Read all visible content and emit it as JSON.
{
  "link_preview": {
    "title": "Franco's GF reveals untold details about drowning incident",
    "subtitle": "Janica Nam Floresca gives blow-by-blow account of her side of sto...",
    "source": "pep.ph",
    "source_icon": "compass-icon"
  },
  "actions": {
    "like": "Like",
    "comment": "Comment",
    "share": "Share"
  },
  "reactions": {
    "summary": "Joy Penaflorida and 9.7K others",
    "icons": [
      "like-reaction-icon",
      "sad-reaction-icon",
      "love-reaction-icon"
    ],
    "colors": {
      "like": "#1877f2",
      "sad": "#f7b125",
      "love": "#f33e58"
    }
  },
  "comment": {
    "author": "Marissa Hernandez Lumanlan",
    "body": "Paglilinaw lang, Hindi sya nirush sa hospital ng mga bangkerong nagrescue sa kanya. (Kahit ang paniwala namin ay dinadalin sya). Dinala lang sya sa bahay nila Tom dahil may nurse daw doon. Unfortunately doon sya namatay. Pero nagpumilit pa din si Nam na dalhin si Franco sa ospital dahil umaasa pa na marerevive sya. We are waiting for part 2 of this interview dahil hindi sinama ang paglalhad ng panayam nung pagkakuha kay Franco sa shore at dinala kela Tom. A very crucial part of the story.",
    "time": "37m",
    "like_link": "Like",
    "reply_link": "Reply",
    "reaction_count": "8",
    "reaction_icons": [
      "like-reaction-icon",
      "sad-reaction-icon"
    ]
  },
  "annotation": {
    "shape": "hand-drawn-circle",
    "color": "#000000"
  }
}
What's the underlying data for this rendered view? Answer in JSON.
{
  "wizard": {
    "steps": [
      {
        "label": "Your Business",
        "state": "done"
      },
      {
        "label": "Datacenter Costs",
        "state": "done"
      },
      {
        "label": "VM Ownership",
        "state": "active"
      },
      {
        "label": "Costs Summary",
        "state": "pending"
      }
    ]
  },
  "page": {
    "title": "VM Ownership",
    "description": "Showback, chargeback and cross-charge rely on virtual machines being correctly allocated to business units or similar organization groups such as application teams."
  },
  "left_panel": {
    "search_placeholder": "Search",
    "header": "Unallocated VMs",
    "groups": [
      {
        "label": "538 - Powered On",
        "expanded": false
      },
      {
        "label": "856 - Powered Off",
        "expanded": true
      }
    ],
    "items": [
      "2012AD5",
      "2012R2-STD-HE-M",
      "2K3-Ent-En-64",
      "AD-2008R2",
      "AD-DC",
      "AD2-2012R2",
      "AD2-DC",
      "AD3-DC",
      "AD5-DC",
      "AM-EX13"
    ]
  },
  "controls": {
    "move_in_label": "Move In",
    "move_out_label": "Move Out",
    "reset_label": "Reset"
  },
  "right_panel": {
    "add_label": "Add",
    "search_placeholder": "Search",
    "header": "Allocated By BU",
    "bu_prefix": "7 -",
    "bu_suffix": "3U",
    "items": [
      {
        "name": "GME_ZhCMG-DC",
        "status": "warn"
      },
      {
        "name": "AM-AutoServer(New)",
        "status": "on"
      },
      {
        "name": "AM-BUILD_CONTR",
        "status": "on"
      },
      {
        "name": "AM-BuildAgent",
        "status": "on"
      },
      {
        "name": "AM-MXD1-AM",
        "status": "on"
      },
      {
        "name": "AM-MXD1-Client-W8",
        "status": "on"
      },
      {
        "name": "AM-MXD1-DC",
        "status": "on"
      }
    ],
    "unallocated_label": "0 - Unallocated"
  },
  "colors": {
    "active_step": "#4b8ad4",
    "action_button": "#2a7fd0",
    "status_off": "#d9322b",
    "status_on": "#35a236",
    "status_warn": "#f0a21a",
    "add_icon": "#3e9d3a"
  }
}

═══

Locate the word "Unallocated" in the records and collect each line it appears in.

- Exercise result:
    "header": "Unallocated VMs",
    "unallocated_label": "0 - Unallocated"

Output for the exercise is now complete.